Items from a dataset
━━━
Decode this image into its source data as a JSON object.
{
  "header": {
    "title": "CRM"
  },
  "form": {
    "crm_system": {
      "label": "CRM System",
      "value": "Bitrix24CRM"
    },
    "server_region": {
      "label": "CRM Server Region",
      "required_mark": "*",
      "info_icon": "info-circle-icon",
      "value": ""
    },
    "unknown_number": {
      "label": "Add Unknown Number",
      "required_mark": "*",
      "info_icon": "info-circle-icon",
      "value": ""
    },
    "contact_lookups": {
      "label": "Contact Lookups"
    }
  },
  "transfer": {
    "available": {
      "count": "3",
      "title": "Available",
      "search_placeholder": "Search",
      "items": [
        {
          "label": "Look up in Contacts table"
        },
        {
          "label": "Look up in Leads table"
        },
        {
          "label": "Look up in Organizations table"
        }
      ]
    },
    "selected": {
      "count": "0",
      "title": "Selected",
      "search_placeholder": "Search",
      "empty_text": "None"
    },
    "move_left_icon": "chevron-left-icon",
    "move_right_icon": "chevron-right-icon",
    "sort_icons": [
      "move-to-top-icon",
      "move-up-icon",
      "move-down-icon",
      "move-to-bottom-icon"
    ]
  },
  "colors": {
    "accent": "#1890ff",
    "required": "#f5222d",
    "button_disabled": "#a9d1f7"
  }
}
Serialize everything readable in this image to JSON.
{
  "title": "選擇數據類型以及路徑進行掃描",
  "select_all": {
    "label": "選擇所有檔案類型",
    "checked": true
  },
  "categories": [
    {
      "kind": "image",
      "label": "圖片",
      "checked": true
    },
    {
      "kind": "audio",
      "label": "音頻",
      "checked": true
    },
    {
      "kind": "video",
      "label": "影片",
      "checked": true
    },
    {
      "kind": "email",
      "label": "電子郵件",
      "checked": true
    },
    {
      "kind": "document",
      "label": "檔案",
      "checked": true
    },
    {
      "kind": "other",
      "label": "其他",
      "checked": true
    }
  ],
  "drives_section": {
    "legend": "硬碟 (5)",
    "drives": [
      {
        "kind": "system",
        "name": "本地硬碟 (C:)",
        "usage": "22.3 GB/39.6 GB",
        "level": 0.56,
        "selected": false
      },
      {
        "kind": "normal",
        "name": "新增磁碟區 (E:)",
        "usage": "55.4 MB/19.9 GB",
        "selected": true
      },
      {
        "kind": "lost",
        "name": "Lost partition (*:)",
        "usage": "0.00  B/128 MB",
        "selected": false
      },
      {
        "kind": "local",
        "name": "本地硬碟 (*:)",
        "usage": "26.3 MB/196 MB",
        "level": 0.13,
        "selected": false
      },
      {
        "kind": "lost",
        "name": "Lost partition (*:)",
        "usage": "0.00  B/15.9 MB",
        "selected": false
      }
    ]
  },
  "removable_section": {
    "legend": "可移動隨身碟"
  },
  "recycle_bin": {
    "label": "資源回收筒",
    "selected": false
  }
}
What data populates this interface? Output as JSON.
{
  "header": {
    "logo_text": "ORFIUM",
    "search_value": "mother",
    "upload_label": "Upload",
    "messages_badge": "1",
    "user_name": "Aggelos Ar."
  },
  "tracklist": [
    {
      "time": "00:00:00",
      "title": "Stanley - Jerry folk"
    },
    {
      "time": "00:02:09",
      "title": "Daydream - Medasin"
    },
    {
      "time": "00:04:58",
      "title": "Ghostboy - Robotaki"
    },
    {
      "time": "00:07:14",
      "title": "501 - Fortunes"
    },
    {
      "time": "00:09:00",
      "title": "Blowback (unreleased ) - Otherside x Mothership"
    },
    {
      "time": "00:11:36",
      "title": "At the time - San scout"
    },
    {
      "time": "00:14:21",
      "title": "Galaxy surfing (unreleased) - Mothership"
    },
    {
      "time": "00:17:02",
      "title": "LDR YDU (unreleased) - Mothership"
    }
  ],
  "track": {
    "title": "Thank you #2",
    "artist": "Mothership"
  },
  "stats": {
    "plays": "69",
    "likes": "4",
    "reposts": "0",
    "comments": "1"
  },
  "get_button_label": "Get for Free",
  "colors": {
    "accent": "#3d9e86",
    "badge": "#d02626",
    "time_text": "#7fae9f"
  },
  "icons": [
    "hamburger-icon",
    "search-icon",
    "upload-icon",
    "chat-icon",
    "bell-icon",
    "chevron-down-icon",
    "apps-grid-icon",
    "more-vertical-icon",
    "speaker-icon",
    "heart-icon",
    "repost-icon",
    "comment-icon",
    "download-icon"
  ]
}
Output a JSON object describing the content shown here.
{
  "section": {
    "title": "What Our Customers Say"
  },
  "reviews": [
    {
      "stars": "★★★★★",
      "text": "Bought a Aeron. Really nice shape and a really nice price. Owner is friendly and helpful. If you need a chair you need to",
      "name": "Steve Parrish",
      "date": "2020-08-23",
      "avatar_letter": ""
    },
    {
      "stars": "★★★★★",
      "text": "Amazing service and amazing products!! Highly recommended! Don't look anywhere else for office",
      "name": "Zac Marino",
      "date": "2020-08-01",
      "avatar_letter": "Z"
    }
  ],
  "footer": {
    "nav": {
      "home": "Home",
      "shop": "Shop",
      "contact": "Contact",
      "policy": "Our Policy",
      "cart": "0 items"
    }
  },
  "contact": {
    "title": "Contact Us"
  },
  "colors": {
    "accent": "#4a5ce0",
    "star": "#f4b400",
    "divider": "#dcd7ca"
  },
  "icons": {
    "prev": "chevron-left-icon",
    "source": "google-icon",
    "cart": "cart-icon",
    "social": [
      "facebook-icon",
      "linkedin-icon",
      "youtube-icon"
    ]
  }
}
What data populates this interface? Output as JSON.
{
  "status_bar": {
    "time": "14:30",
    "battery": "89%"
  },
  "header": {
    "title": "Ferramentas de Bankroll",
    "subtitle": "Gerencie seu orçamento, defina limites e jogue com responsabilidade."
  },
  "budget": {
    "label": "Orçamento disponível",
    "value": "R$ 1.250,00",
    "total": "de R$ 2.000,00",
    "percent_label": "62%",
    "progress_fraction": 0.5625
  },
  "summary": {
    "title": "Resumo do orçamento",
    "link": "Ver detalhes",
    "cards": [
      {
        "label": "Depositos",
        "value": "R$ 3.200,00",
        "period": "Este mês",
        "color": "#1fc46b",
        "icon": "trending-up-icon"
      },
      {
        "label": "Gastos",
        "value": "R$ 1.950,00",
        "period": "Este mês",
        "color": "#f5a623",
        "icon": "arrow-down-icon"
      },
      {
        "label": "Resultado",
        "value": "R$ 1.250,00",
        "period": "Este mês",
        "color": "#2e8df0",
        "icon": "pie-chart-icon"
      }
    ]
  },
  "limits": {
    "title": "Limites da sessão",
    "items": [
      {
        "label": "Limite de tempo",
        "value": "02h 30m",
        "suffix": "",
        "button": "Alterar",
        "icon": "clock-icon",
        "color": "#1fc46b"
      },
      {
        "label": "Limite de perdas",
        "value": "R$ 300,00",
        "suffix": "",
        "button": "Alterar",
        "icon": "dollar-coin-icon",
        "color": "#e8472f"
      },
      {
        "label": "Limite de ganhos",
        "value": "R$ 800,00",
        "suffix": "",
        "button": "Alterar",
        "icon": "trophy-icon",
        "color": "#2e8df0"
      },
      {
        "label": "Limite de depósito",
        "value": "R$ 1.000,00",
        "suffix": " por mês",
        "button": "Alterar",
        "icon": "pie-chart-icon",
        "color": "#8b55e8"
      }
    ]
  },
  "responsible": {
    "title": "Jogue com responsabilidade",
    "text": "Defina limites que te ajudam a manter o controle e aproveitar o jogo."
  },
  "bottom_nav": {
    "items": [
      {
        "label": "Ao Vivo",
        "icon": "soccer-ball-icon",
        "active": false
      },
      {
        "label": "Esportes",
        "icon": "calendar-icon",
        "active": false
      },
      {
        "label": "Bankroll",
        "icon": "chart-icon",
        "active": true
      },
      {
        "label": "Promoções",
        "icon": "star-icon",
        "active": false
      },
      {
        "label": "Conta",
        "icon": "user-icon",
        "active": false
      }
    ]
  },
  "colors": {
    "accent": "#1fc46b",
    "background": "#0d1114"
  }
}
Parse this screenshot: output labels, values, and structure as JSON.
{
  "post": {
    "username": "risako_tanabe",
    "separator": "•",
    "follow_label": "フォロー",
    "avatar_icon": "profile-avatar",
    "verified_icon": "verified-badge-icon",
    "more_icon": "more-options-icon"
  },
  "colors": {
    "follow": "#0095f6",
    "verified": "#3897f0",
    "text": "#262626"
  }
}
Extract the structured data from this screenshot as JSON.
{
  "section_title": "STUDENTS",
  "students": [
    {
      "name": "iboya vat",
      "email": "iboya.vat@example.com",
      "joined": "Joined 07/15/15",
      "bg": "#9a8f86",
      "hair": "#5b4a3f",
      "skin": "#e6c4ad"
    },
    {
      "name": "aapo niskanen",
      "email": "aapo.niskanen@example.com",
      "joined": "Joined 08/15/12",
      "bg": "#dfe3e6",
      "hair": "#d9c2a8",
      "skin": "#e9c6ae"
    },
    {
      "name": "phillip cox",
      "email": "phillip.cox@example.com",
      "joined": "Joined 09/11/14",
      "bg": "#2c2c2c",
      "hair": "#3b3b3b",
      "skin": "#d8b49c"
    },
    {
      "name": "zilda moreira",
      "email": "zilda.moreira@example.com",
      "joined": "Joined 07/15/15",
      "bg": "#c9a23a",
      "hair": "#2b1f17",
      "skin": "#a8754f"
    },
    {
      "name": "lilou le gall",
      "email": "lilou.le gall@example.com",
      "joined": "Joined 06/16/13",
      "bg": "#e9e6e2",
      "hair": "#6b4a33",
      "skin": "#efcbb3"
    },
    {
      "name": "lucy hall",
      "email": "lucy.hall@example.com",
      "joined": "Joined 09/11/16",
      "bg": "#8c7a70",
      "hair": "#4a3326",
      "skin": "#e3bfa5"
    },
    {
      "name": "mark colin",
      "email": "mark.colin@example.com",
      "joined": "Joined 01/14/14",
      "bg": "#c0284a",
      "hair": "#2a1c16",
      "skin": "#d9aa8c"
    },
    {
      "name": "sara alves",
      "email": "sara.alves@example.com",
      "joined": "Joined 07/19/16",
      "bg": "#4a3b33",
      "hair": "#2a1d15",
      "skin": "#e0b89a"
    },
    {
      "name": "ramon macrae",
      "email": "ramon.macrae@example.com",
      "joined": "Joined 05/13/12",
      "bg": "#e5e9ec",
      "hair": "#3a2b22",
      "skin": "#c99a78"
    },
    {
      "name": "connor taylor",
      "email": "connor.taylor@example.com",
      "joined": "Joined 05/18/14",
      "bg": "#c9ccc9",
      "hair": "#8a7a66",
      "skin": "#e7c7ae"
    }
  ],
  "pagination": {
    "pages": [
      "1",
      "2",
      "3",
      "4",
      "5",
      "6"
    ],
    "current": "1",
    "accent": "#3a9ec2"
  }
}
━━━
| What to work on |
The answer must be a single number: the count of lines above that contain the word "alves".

| Response below |
2